(Beginning of The input)

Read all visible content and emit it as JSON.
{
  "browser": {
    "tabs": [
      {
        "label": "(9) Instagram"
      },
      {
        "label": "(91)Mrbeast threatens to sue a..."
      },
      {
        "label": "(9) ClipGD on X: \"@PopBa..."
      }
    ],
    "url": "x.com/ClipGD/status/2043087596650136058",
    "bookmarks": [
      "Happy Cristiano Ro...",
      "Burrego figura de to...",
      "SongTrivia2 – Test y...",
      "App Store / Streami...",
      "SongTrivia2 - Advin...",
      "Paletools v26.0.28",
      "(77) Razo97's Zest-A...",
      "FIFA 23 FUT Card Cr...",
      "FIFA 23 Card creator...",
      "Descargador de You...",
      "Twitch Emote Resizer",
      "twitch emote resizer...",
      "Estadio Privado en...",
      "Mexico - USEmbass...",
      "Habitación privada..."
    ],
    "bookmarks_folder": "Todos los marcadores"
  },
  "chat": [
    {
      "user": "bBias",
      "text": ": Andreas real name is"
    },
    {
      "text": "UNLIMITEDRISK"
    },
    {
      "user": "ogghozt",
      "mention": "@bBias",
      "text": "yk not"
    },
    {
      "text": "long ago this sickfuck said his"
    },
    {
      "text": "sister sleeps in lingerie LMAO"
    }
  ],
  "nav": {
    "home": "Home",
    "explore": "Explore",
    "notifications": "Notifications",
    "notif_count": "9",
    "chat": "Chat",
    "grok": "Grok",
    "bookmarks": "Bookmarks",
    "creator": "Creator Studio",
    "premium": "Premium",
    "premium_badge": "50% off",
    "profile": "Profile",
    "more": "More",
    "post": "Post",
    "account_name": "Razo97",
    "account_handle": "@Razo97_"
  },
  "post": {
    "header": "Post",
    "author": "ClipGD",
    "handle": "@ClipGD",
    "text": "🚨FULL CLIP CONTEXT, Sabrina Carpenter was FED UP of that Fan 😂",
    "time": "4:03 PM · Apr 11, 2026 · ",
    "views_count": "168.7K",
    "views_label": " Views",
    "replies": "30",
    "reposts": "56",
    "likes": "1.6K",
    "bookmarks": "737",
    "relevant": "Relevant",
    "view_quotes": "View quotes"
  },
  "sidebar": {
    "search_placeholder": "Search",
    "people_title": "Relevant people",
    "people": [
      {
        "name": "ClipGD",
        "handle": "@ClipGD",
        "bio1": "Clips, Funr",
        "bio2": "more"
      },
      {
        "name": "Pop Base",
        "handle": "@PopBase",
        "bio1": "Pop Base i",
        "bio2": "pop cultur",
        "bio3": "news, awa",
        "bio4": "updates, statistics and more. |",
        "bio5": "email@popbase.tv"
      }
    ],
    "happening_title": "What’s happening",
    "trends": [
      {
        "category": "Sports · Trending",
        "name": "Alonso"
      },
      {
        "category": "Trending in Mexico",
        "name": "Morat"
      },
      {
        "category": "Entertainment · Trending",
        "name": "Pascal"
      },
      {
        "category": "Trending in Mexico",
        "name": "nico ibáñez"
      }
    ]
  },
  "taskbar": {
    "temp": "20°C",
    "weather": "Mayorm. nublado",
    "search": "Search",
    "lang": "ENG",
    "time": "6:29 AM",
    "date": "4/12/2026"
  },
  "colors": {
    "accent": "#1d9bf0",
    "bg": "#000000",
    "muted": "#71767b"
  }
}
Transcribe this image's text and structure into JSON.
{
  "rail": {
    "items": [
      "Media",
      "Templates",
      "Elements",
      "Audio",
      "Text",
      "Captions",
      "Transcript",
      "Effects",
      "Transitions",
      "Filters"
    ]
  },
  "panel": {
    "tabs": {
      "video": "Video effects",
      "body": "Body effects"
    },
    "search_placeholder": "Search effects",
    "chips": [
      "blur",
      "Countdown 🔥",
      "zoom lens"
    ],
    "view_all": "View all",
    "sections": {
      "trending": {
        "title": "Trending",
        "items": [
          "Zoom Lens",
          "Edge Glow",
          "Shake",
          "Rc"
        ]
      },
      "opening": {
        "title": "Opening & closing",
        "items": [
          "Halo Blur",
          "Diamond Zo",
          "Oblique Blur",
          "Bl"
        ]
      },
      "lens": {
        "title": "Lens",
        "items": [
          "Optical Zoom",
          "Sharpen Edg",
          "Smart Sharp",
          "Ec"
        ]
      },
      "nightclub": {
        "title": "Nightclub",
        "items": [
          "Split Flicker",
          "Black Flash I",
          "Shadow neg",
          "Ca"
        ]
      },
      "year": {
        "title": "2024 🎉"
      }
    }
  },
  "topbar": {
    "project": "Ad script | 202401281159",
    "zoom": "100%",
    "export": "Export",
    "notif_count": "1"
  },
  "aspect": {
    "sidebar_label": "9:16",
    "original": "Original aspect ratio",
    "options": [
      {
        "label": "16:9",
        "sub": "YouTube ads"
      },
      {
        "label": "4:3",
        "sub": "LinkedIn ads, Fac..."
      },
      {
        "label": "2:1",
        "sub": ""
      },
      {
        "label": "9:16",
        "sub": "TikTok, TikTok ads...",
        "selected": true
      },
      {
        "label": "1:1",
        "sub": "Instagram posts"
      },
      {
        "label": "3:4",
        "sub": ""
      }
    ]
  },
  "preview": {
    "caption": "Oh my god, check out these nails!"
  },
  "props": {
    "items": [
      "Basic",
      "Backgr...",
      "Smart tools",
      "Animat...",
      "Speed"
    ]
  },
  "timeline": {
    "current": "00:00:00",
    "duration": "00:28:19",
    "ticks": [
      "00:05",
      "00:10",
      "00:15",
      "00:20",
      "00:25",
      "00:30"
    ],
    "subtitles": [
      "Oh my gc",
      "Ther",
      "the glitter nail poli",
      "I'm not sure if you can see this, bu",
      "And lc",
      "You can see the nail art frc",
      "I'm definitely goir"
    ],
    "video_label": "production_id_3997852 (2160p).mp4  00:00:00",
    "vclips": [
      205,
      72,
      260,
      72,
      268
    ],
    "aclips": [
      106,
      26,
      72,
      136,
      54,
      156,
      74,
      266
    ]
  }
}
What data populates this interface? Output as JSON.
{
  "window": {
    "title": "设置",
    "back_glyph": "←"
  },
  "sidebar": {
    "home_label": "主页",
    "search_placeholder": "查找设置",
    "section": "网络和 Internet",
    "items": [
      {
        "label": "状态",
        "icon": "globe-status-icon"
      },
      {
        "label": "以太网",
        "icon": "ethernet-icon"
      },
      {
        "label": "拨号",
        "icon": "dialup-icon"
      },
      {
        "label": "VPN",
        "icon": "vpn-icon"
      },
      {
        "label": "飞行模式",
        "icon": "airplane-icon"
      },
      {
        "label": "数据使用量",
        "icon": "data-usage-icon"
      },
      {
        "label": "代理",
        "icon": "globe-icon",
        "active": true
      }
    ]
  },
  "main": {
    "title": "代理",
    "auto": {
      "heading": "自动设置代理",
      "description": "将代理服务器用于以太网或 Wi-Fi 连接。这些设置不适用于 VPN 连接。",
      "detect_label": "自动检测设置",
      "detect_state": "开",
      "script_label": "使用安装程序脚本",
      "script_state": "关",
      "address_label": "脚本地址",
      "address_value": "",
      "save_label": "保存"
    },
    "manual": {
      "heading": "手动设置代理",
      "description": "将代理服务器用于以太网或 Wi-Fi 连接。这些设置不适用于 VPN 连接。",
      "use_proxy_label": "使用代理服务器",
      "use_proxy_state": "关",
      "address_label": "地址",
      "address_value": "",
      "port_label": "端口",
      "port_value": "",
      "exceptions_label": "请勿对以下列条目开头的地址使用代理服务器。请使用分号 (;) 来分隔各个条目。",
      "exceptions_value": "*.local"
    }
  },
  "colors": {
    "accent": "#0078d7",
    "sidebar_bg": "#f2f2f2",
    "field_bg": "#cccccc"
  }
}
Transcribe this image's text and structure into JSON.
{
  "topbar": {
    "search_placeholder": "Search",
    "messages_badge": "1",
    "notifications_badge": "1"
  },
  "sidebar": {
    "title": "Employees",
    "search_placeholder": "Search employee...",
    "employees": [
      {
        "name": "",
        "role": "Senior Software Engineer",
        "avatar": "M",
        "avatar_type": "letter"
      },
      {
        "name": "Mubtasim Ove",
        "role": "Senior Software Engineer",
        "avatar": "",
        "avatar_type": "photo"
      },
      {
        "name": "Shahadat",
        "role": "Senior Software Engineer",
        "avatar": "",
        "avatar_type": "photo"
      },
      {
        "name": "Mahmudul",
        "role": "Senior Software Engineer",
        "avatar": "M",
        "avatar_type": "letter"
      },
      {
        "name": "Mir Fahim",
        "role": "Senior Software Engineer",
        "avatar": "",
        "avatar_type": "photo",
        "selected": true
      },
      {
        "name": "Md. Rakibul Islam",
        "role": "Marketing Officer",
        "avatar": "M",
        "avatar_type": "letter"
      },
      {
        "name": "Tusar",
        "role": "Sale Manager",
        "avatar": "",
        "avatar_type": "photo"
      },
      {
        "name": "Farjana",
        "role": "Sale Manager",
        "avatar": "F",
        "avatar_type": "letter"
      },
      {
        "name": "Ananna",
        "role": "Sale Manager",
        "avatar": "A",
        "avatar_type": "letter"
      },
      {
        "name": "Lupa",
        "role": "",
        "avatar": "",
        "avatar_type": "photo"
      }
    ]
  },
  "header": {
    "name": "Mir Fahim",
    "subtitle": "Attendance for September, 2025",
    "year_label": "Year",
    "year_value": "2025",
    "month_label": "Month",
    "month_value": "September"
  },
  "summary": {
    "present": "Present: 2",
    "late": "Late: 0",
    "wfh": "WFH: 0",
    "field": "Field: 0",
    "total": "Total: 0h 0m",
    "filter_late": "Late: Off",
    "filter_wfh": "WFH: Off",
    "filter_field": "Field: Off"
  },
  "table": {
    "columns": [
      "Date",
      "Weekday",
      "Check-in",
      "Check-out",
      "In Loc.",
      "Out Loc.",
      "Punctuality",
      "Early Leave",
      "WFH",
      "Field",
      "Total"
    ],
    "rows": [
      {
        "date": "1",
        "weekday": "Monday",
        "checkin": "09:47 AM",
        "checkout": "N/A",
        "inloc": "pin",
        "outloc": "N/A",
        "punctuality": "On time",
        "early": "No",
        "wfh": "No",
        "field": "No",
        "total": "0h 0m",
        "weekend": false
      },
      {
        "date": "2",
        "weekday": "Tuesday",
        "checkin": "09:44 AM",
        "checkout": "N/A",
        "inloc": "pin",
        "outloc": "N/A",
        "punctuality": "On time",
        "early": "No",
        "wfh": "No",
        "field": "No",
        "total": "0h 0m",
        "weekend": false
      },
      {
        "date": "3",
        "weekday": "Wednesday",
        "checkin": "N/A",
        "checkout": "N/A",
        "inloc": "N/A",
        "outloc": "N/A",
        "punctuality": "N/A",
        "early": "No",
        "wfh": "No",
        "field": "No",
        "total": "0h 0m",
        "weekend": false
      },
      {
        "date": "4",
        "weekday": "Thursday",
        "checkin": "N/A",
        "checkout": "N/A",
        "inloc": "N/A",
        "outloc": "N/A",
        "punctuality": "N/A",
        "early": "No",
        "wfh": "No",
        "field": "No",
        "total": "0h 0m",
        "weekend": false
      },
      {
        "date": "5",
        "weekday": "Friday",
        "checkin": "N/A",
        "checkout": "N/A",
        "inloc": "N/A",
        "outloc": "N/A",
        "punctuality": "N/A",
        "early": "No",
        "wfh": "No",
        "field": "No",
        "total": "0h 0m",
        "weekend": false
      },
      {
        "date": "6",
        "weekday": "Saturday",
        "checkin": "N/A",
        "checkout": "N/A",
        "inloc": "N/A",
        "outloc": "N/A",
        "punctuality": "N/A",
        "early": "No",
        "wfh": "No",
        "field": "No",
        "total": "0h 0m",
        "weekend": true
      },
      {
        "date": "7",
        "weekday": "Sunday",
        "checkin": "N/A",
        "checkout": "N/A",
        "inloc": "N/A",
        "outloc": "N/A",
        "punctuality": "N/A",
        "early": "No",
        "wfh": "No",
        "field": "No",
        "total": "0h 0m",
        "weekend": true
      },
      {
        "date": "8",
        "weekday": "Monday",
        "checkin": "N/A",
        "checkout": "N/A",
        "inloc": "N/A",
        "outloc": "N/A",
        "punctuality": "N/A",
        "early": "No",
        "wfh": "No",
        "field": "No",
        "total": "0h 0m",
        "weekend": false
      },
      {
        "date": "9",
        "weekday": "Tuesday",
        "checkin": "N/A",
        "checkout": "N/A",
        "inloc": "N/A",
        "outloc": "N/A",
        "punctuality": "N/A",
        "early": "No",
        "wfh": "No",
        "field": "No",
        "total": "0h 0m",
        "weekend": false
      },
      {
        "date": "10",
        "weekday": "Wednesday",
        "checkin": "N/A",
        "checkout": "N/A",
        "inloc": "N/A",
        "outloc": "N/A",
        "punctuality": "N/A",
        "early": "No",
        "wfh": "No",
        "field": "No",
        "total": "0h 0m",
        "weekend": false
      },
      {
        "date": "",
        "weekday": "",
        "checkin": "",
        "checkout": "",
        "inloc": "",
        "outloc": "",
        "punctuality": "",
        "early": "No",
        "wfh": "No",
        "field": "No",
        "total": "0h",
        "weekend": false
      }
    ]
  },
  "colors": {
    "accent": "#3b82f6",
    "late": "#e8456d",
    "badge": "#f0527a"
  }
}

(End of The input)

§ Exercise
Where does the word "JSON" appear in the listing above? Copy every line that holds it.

§ Exercise answer
Read all visible content and emit it as JSON.
Transcribe this image's text and structure into JSON.
What data populates this interface? Output as JSON.
Transcribe this image's text and structure into JSON.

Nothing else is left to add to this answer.